There are so many shapes that Urza decks can take these days that it’s hard to keep track exactly of what’s going on, but to touch a bit on some of the things I talked about last week, Urza decks aren’t as cold to traditional artifact hate as they used to be.

Because Urza, Lord High Artificer; Sai, Master Thopterist; and Saheeli, Sublime Artificer all give value to artifacts, whether they can use their activated abilities or not, simply attacking the artifact half of these decks isn’t good enough. Stony Silence isn’t actually turning off the most important cards in these decks anymore.

In a similar fashion to the aforementioned unfair decks, the Urza decks operate on an enablers-payoffs paradigm. Unlike the previous decks, it’s better to attack the payoff cards in the artifact decks rather than the enablers. There are a couple of reasons for this:

First, the enablers don’t actually do anything. The Moxen produce mana, but they aren’t actually winning the game on their own, and without something like Urza or Paradoxical Outcome, the mana isn’t actually going anywhere. Second, Arcum’s Astrolabe and Mishra’s Bauble are replacing themselves almost immediately, starting on the very first turn.

These two points make attacking the enablers waver between “low-impact” and “absolutely pointless.”

On the other hand, having cards like Dismember and Assassin’s Trophy to tax the permanents that actually allow the artifact deck to win the game will make it so the opponent spins their wheels for no real reason.

The other way to attack these decks is by tackling their combo aspect. Cards that punish a ton of spells being cast in the same turn are great at forcing these decks to play fair. The important thing is making sure that the value the cards generate isn’t too much to handle. This more or less forces the surrounding cast of these cards to be proactive, lest they run the risk of Urza’s Construct token simply attacking for a bunch and embarrassing Damping Sphere’s controller.

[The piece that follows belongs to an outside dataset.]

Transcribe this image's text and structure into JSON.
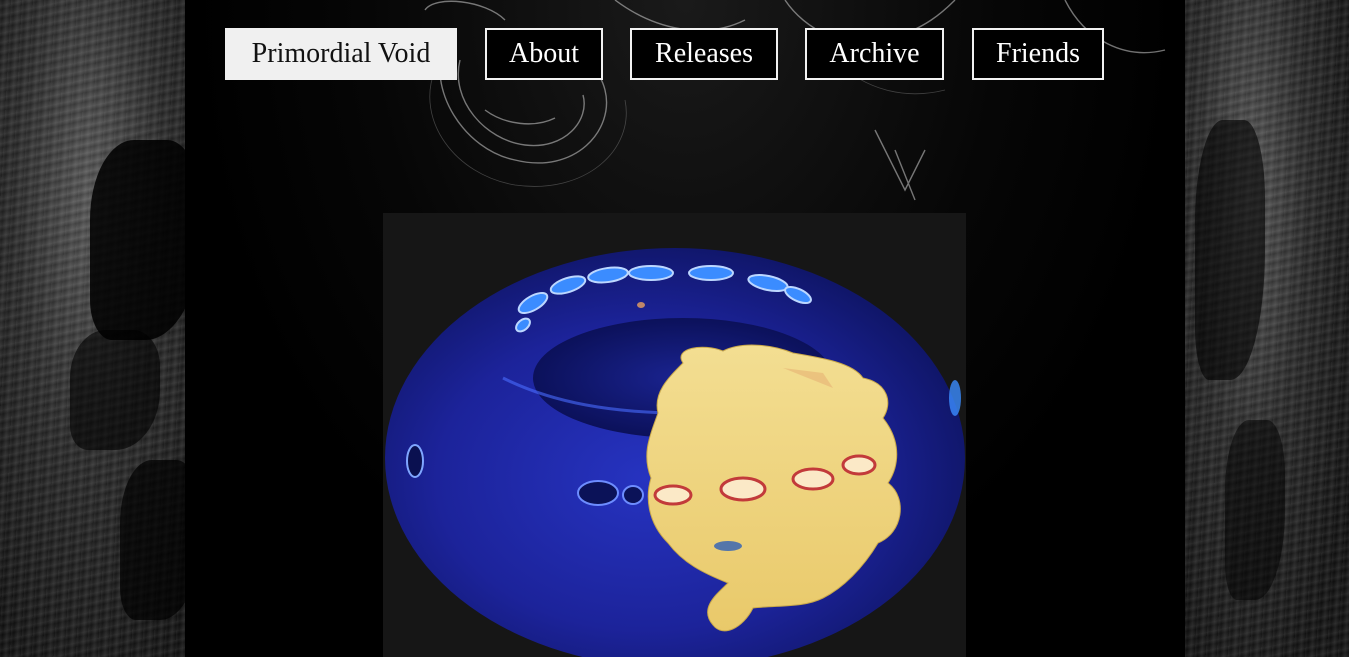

Applications

Modern has a laundry list of different archetypes that people can play, but the fundamentals of attacking the above archetypes translate splendidly to attacking different decks in the format, even if the details shift from decklist to decklist. When building your deck for #SCGRegionals, consider what decks you want to be absolutely positive you can beat, and then take it a step further and ask yourself which of these will lead to you beating it:

  • Attacking the enablers.
  • Attacking the payoffs.
  • Changing the battle my deck is fighting against my opponent.
  • Completely subverting the axis my opponent is trying to operate on.

Every matchup in the format is going to fall into one of these categories. It’s all a matter of correctly identifying how to get your deck to jump through the proper hoops to make it happen.

Regardless of what you play, best of luck this weekend, and may the odds be ever in your favor!